Every council in Scotland is to commit to tackling climate change.
Friends of the Earth say emissions must fall by 3% each year
Environment Minister Ross Finnie said he was delighted all 32 local authorities would sign Scotland's Climate Change Declaration.
The agreement is part of the Scottish Climate Change Programme which sets out a framework to deliver carbon savings.
It was announced ahead of a conference in Glasgow, to be attended by former US Vice President Al Gore and Hans Blix, former UN chief weapons inspector.
The event has been described as a business networking lunch followed by a discussion session where tables cost up to £3,000 for 10 people.
Scotland's Climate Change Declaration recognises local government - the largest public sector employer - has a key role to play in tackling climate change.
Mr Finnie said: "The universal commitment from local government to work with us in addressing climate change is further evidence of the lead Scotland is taking in responding to the climate change challenge."
Tom McCabe, minister for finance and public service reform, added: "By signing this declaration local authorities will lead by example and ensure both a greener and more efficient delivery of vital public services for taxpayers."
Councillor Alison Hay, Cosla's environment spokeswoman, said: "I hope that in taking the lead local government will give confidence to others in Scotland that they too can make a similar commitment."
Friends of the Earth Scotland called for a fund to help councils with the costs of cutting emissions.
Chief executive Duncan McLaren welcomed the move but warned: "To stop climate chaos we need to see year-on-year cuts in climate emissions of at least 3%."
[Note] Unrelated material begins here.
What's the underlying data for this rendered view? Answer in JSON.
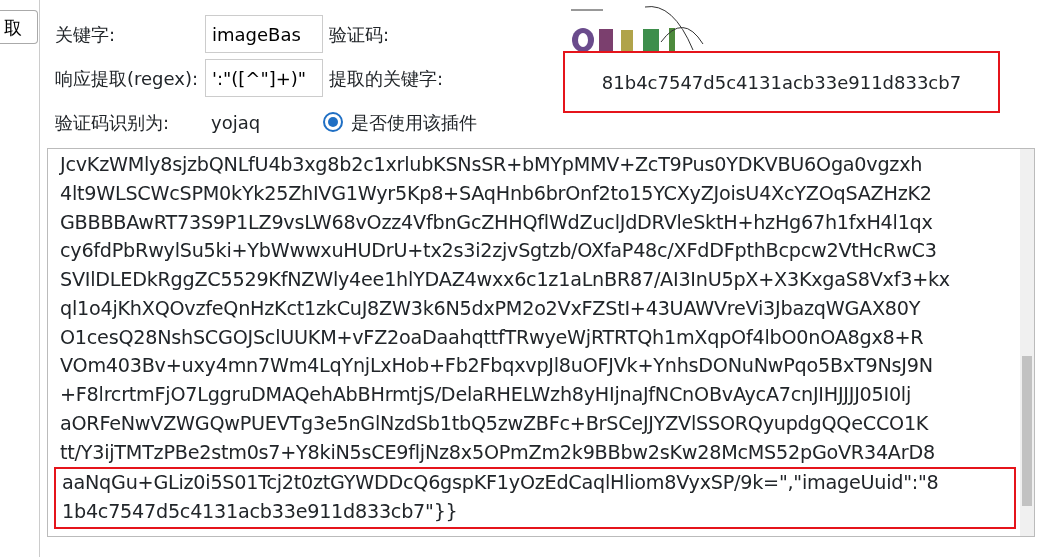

The Green Party also welcomed the news but said some councils supported "climate-wrecking projects".
It said these included the M74 extension, which is backed by Glasgow City Council.